EXTRACTED RECORDS:

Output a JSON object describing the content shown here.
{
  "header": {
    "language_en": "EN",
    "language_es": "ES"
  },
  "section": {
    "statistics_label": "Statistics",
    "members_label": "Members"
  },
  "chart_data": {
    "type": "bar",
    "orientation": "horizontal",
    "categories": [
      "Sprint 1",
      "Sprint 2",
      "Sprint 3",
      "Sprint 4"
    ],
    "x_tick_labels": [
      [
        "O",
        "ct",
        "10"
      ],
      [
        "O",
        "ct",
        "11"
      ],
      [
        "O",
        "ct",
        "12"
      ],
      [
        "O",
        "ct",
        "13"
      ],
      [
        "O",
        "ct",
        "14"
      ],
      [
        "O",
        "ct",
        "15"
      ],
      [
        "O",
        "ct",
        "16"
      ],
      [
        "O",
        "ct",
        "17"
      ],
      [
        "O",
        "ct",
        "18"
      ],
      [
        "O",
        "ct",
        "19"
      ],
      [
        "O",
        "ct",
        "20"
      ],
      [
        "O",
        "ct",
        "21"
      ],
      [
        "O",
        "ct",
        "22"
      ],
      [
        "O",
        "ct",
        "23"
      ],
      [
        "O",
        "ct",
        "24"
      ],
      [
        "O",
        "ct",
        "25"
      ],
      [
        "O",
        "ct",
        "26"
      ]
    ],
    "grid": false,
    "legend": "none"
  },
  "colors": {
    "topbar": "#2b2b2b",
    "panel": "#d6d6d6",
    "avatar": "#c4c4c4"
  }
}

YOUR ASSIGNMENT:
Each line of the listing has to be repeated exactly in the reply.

EXPECTED OUTPUT:
Output a JSON object describing the content shown here.
{
  "header": {
    "language_en": "EN",
    "language_es": "ES"
  },
  "section": {
    "statistics_label": "Statistics",
    "members_label": "Members"
  },
  "chart_data": {
    "type": "bar",
    "orientation": "horizontal",
    "categories": [
      "Sprint 1",
      "Sprint 2",
      "Sprint 3",
      "Sprint 4"
    ],
    "x_tick_labels": [
      [
        "O",
        "ct",
        "10"
      ],
      [
        "O",
        "ct",
        "11"
      ],
      [
        "O",
        "ct",
        "12"
      ],
      [
        "O",
        "ct",
        "13"
      ],
      [
        "O",
        "ct",
        "14"
      ],
      [
        "O",
        "ct",
        "15"
      ],
      [
        "O",
        "ct",
        "16"
      ],
      [
        "O",
        "ct",
        "17"
      ],
      [
        "O",
        "ct",
        "18"
      ],
      [
        "O",
        "ct",
        "19"
      ],
      [
        "O",
        "ct",
        "20"
      ],
      [
        "O",
        "ct",
        "21"
      ],
      [
        "O",
        "ct",
        "22"
      ],
      [
        "O",
        "ct",
        "23"
      ],
      [
        "O",
        "ct",
        "24"
      ],
      [
        "O",
        "ct",
        "25"
      ],
      [
        "O",
        "ct",
        "26"
      ]
    ],
    "grid": false,
    "legend": "none"
  },
  "colors": {
    "topbar": "#2b2b2b",
    "panel": "#d6d6d6",
    "avatar": "#c4c4c4"
  }
}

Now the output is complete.